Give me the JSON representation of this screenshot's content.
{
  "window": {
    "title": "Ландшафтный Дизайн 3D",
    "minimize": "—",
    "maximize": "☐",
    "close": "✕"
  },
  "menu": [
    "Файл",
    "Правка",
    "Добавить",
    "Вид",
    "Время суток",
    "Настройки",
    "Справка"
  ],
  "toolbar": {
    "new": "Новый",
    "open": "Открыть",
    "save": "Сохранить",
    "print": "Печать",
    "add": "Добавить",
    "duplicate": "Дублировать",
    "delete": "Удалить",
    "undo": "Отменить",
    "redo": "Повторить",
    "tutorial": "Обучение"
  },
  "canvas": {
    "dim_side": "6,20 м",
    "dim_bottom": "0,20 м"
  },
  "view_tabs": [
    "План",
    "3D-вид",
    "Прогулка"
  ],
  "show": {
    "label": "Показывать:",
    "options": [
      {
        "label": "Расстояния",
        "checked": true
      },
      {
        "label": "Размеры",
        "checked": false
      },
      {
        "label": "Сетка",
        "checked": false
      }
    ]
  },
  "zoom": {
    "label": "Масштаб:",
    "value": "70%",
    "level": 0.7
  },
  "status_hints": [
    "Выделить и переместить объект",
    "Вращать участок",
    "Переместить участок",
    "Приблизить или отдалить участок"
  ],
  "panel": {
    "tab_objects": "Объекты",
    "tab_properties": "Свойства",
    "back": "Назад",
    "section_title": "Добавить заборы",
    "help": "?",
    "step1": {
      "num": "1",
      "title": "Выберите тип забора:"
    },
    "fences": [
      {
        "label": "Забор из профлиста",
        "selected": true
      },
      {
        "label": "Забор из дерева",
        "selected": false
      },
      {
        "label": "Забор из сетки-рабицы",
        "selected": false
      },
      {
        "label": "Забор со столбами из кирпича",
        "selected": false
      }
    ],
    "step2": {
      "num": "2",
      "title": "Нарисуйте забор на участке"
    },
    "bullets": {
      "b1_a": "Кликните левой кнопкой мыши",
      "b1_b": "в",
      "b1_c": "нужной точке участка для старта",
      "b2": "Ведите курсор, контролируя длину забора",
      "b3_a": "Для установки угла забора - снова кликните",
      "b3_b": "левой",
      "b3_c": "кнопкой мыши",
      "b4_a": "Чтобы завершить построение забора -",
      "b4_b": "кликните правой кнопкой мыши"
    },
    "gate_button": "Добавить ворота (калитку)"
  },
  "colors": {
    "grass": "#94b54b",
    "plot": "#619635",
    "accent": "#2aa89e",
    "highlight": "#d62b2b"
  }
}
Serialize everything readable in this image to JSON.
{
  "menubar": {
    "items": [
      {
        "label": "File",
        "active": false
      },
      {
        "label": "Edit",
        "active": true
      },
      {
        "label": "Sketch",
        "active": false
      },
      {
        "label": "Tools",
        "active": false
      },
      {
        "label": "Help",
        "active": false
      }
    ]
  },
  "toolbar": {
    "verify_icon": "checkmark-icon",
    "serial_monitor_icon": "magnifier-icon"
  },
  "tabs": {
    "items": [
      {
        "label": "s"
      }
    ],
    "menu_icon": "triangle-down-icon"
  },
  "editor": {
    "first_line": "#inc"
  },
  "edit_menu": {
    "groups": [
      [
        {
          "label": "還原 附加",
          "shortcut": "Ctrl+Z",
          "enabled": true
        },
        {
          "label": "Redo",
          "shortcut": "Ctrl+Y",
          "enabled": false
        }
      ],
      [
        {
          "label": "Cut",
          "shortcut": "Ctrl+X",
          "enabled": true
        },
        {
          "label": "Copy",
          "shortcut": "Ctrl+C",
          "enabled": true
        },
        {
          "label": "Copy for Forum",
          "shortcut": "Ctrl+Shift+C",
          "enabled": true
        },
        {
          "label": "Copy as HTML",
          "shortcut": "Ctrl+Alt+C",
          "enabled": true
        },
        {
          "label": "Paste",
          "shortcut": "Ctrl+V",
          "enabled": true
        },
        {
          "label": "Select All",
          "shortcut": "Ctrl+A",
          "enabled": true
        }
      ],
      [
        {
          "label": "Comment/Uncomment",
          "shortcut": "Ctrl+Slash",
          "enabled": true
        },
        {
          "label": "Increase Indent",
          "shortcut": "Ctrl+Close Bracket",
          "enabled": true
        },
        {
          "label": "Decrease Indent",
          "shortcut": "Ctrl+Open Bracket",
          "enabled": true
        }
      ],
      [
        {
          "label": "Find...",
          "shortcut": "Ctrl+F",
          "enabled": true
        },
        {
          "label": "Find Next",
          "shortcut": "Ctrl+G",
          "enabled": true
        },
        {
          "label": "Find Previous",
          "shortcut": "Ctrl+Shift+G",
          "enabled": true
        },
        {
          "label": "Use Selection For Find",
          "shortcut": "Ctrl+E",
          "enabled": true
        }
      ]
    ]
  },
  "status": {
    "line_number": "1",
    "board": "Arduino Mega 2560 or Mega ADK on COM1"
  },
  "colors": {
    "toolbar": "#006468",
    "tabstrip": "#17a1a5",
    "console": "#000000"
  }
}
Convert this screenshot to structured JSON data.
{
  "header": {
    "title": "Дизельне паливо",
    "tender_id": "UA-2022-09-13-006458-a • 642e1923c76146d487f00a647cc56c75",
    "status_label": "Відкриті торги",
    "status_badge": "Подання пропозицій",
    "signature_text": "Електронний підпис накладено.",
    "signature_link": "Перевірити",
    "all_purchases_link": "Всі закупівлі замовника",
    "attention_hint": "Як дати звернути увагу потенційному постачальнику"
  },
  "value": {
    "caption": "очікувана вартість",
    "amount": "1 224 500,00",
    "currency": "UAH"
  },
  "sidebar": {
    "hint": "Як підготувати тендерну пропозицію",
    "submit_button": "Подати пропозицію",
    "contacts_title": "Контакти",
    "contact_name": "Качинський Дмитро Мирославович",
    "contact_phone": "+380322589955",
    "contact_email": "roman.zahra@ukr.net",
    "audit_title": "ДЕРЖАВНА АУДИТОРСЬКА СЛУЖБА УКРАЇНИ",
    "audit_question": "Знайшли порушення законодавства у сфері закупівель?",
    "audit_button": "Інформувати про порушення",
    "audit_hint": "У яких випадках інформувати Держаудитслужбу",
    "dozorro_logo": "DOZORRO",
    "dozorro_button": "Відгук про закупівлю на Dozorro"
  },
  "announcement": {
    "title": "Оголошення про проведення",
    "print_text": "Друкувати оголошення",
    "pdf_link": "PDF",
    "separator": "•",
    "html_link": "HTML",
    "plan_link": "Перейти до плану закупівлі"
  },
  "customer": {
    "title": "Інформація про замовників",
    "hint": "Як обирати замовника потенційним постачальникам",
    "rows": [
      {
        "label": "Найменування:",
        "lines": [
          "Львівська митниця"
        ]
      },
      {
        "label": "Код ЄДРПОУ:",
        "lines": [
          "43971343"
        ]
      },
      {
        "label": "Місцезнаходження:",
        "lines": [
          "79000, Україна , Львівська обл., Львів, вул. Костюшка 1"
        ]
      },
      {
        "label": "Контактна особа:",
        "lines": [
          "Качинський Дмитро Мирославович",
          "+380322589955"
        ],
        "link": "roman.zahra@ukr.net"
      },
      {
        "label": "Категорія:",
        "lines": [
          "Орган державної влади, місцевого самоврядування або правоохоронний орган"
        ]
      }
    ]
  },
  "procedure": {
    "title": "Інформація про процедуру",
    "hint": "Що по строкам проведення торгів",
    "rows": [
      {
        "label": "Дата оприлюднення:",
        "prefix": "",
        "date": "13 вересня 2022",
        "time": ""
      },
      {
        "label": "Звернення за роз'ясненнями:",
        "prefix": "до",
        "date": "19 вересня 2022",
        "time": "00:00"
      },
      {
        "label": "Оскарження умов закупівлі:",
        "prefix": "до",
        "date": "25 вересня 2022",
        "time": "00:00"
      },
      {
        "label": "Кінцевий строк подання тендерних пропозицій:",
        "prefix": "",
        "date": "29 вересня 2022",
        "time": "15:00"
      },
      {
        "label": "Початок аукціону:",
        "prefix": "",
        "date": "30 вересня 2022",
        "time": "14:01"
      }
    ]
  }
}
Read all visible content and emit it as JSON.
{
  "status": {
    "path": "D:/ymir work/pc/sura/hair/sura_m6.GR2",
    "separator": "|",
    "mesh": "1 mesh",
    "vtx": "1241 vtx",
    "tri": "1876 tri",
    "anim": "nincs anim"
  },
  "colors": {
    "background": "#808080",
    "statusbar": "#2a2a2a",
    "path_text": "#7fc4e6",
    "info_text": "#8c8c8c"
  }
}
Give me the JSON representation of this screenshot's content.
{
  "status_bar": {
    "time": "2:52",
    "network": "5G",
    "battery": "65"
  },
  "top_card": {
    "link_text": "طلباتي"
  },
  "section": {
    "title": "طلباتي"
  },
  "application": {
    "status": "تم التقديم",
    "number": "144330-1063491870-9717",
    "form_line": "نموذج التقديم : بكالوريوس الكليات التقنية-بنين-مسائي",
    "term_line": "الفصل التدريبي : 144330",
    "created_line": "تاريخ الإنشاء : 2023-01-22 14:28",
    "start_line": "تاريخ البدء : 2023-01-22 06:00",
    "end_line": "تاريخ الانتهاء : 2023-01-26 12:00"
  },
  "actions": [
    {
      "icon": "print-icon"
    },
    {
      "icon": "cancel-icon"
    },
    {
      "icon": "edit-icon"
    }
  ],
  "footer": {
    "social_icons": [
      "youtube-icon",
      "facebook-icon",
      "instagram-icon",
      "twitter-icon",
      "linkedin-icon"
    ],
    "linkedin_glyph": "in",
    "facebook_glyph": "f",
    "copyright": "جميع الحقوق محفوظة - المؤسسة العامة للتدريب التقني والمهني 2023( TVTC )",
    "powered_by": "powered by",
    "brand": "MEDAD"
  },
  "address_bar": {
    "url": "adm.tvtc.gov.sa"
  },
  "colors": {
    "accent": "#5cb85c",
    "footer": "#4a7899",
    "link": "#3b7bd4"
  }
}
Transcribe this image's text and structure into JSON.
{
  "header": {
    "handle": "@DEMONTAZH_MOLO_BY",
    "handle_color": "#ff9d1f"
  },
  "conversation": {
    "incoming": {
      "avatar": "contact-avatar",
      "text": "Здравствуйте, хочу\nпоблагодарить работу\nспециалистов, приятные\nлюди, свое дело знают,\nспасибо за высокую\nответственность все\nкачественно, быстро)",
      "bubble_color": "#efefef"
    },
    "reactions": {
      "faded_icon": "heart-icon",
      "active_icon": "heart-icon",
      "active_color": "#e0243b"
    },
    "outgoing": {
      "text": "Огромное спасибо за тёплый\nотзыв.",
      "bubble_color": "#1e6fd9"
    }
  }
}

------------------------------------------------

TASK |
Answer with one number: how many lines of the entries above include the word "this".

TASK RESULT |
5